Technical Communities Redefine Disaster Volunteerism
Making every disaster local with technology, social media and volunteer communities.
Many emergency managers today struggle with the challenge of incorporating social media into what they do both during an event and on a daily basis. Social media is unpredictable, and the information spread through these platforms is erratic, hard to control and difficult to verify.
Another challenge for emergency managers will be merging convergent volunteers, social networking and emerging technology. It generates something Art Botterell, a disaster management consultant at Carnegie Mellon University’s Silicon Valley campus, calls “open source disaster management,” which could be an effective tool because of its potential, but is frustrating for emergency managers because it is unconventional.
“It will be like open source [free] software,” Botterell said. “It’s a process that nobody owns, with nobody in charge, and nobody has a clue how to make a business out of it — yet it keeps happening anyway.”
That’s why CrisisCommons was developed — it converges international resources during a disaster.
CrisisCommons is an international community of volunteers encompassing crisis response organizations, technology organizations, government agencies and citizens working together to use technology to help respond to disasters and improve preparedness.
Traditional volunteers are mobilized to perform a specific range of actions: manage logistics, provide medical care or establish shelters. This new form of volunteer, according to a World Bank report published in March 2011, is the humanitarian technologist. “These experts — who are most often technical professionals with deep expertise in geographic information systems, database management, social media and/or online campaigns — applied their skills to some of the hardest elements of the disaster risk management process,” the report stated.
Instead of working in a hierarchy, volunteer technical communities (VTC) use a decentralized “commons” structure that’s adapted from online communities like Wikipedia. They work in loose groups; they gather in a global, virtual community. Emergency managers will have to understand who they are, what they do and how to use them.
Volunteer Technical Communities
The VTCs use the word “community” very deliberately: They create an online community of people who share common characteristics and interests. Where the worldwide adoption of Internet technology over the past 15 years has dissolved many real-world community bonds, virtual communities like Facebook, Foursquare, LinkedIn, VKontakte (Russia), and Mixi (Japan) have replaced them.
One of the most striking examples of how the strength and growth of online communities has affected emergency management is the difference in response to earthquakes.
During the Great Hanshin (or Kobe) earthquake that struck Japan in 1995, cellphones were uncommon and the use of Internet communications was new. The few people with Internet access were overwhelmed by those desperate to get information.
During the 2011 Thoku (or Great East Japan) earthquake and tsunami, social media allowed citizens to create their own knowledge base, in real time, and share it globally.
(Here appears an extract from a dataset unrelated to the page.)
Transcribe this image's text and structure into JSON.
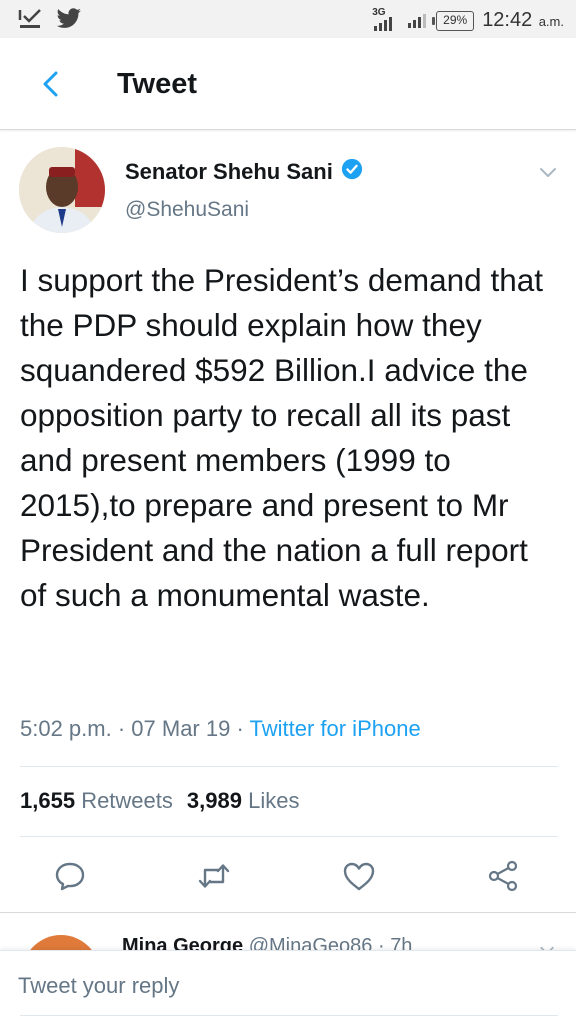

Or consider the difference between the 1999 Kocaeli and the recent (2011) Van earthquakes in Turkey. Pelin Turgut, Time’s Turkey correspondent, recalled lugging around a satellite phone in 1999 to dictate stories because there was no other communication. After the latest earthquake, she wrote, “Technologies whirred into motion that would have been unimaginable back then.” Those included Google’s Person Finder, crisis mapping using geocoded tweets from the public, one-click text message donation services and Facebook aid requests.
The missing piece of the puzzle was a community that could support and coordinate the VTCs and provide a link between them and the emergency response and relief agencies that they wanted to help. CrisisCommons was proposed as the nexus for three groups: crisis response organizations, other VTCs and private-sector companies willing to donate resources.
CrisisCommons’ founders — Heather Blanchard, a specialist in policy development in crisis communication and management; Noel Dickover, a consultant in human performance technology; and Andrew Turner, a neogeographer helping build a geospatial web — were working through the details that would define CrisisCommons when the Haiti earthquake happened in January 2010.